CNN reported that when the researchers behind the Framingham Heart Study tracked workers over a 20-year period they found that “men who don’t take vacations were 30% more likely to have a heart attack and for women it went up to 50%.” Combine this data with the fact that the United States is the only first-world country without a single legally required paid vacation day and we´ve got ourselves a ticking bomb health-wise. Even worse was that those heart attack numbers held true even after researchers took into account other health factors such as smoking, diabetes, income levels, and obesity. CNN reported that the conclusions from the study have been backed up by other similar research studies as well.
“This is real evidence that vacations are important to your physical health,” Elaine Eaker, a co-author of the Framingham Heart Study, told The New York Times.
The heart-healthy benefits of taking regular vacations are even more relevant for women, as heart disease is the leading killer of women in America, taking the lives of every 1 in 5 women according to the latest figures from the CDC.
Nearly one in four Americans receive no paid vacation or holiday, according to the Centre for Economic Policy Research (CEPR). In contrast, every country in the European Union has at least four work weeks of paid vacation, while Canada and Japan guarantee at least 10 days of paid vacation per year to their workers. Because vacation time isn’t mandated in the United States, it’s viewed as some kind of “bonus,” rather than one´s earned time off.
What´s worrisome is that even when Americans are given a vacation by their employers, they don’t necessarily take them. A global study by Expedia.com found that about a third of employed Americans usually do not take all the vacation days that they are entitled to, leaving an average of three days on the table.
Got to Get Away
Vacation time in a society is not only good for your heart, mind, and overall health, it is also a reminder that your career is not the be-all and end-all. Family time is also a plus, even when things go wrong on a vacation. In fact, those are the best memories to laugh at in the future. And if you are worried about the numbers and productivity, vacation time also seems to benefit businesses in the long run. For one, companies won’t have sicker, stressed, and less productive workers; generous vacation policies found in Western European countries haven’t been found to affect productivity either, according to CNBC.

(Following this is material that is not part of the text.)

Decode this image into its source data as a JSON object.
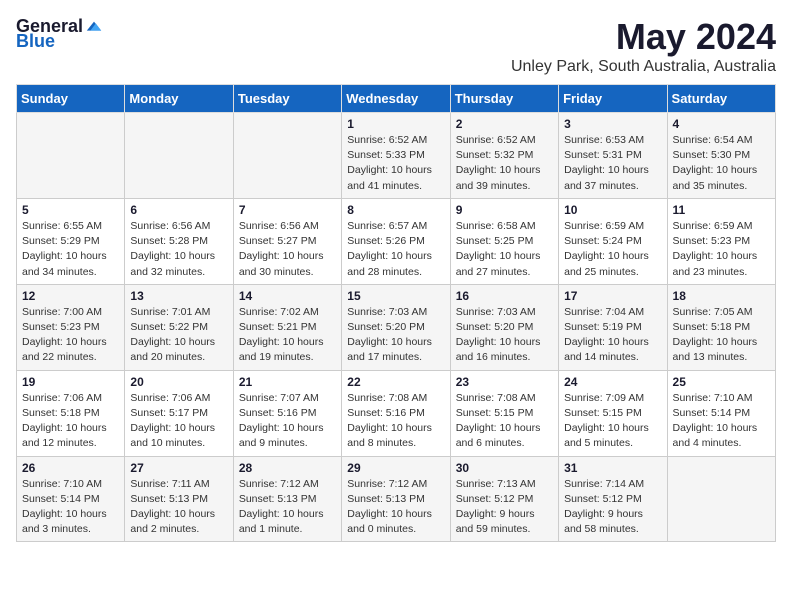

Like getting your annual checkup, don’t even think of skipping your next vacation. Go ahead, disconnect from that screen and watch how much better you sleep and feel about life afterward.